Rishi Sunak has acknowledged it is “on the wire” whether he will meet his pledge to grow the economy but insisted there is a “brighter future ahead”.
The Prime Minister said he was making progress with his plan for the country but admitted that he has failed on another of his pledges, to cut NHS waiting lists.
On his promise to achieve economic growth, Mr Sunak acknowledged it was not clear whether there would be a small increase in gross domestic product (GDP) or whether it had been stagnant – but either outcome was better than the recession some had feared, he said.
“That has not happened and we have outperformed European countries like Germany and others.”
Official statistics later this month will show whether Mr Sunak has met his promise to grow the economy.
The Prime Minister is under pressure to offer voters tax cuts in a pre-election giveaway to boost the Tories’ chances of keeping power.
But Chancellor Jeremy Hunt has sought to manage expectations about what can be achieved in the March Budget.
Mr Sunak said: “I never get into this Budget speculation, but the direction of travel is clear.”
He added: “I believe when people work hard, that should be rewarded, and the way to do that is to make sure that they can keep more of their own money – and that is the type of society I want to build and actually cutting taxes is an expression of that.”
He said “I think we have made good progress on the economic ones, which are the first three – to halve inflation, grow the economy and reduce debt.

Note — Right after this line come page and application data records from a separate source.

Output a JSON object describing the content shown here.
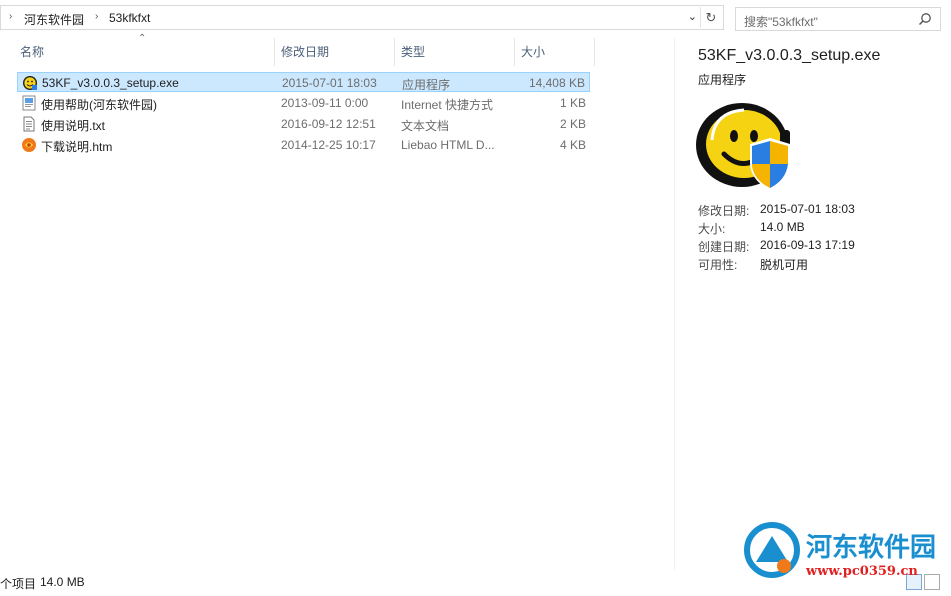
{
  "breadcrumb": {
    "items": [
      "河东软件园",
      "53kfkfxt"
    ]
  },
  "search": {
    "placeholder": "搜索\"53kfkfxt\""
  },
  "columns": {
    "name": "名称",
    "date": "修改日期",
    "type": "类型",
    "size": "大小"
  },
  "files": [
    {
      "name": "53KF_v3.0.0.3_setup.exe",
      "date": "2015-07-01 18:03",
      "type": "应用程序",
      "size": "14,408 KB",
      "icon": "smiley-app-icon",
      "selected": true
    },
    {
      "name": "使用帮助(河东软件园)",
      "date": "2013-09-11 0:00",
      "type": "Internet 快捷方式",
      "size": "1 KB",
      "icon": "internet-shortcut-icon",
      "selected": false
    },
    {
      "name": "使用说明.txt",
      "date": "2016-09-12 12:51",
      "type": "文本文档",
      "size": "2 KB",
      "icon": "text-document-icon",
      "selected": false
    },
    {
      "name": "下载说明.htm",
      "date": "2014-12-25 10:17",
      "type": "Liebao HTML D...",
      "size": "4 KB",
      "icon": "liebao-html-icon",
      "selected": false
    }
  ],
  "details": {
    "title": "53KF_v3.0.0.3_setup.exe",
    "type": "应用程序",
    "props": [
      {
        "label": "修改日期:",
        "value": "2015-07-01 18:03"
      },
      {
        "label": "大小:",
        "value": "14.0 MB"
      },
      {
        "label": "创建日期:",
        "value": "2016-09-13 17:19"
      },
      {
        "label": "可用性:",
        "value": "脱机可用"
      }
    ]
  },
  "status": {
    "count_text": "个项目",
    "selected_size": "14.0 MB"
  },
  "watermark": {
    "title": "河东软件园",
    "url": "www.pc0359.cn"
  },
  "colors": {
    "selection_bg": "#cce8ff",
    "selection_border": "#99d1ff",
    "header_text": "#4c607a",
    "watermark_blue": "#1a8fd0",
    "watermark_red": "#e02020"
  }
}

We have not made progress on cutting waiting lists, which we will get into; and we have made progress on stopping the boats – but there is more to do – and we will get on to that as well.”
The Prime Minister said industrial action in the NHS in England had contributed to the failure to cut waiting lists.
Asked about the NHS commitment during an interview with Piers Morgan in Downing Street, Mr Sunak said: “We have not made enough progress.”
Asked whether he had failed on the pledge, the Prime Minister replied: “Yes, we have.”
Downing Street later said the Prime Minister believes the Government is doing an “outstanding” job despite his Education Secretary having earlier said it did not merit a top performance rating.
Asked about the interview in which Gillian Keegan said she would assess the Tories’ performance as “good”, a Number 10 spokeswoman said: “I think the point that was being made and the Prime Minister would agree with is that the Government is always looking to improve and build on successes.”
Asked whether the Prime Minister thinks the Government has done an “outstanding job”, she said: “He does, yes. But as I say, there is always more work to be done and he is committed to continuing to deliver and to continue to improve services, be it education, stopping the boats and delivering on his five priorities, and he and his ministers are working across Government and in all departments to improve people’s lives.”
Shadow health secretary Wes Streeting said: “Rishi Sunak has finally admitted what has been blatantly obvious to everyone else for years – the Conservatives have failed on the NHS.”
On his pledge to “stop the boats”, Mr Sunak said the Rwanda deal would act as a deterrent for people crossing the English Channel.
“I believe that when we get it up and running, when we get flights going off – and it is uncapped, so we can send lots of people there – then people will stop coming,” he said.
He accepted a £1,000 bet with Morgan that deportation flights to Rwanda will take place before the next general election, which is expected in the autumn.
SNP Westminster leader Stephen Flynn described the wager as “depraved”, with “the lives of some of the most vulnerable people on the planet reduced to a crude bet”.
Mr Sunak turned his fire on Sir Keir Starmer as he seeks to overturn Labour’s poll lead of around 20 points.
The Prime Minister again attacked his opposite number’s legal career, which included advising the now-banned Islamist group Hizb ut-Tahrir in a dispute with the German government.
Asked if Sir Keir was a “terrorist sympathiser”, the Prime Minister said: “I would say let the facts speak for themselves, right?
“There he was, he was their lawyer when they were trying to resist this. We have just proscribed them because we think that is what they are. And these things speak to people’s values, right?”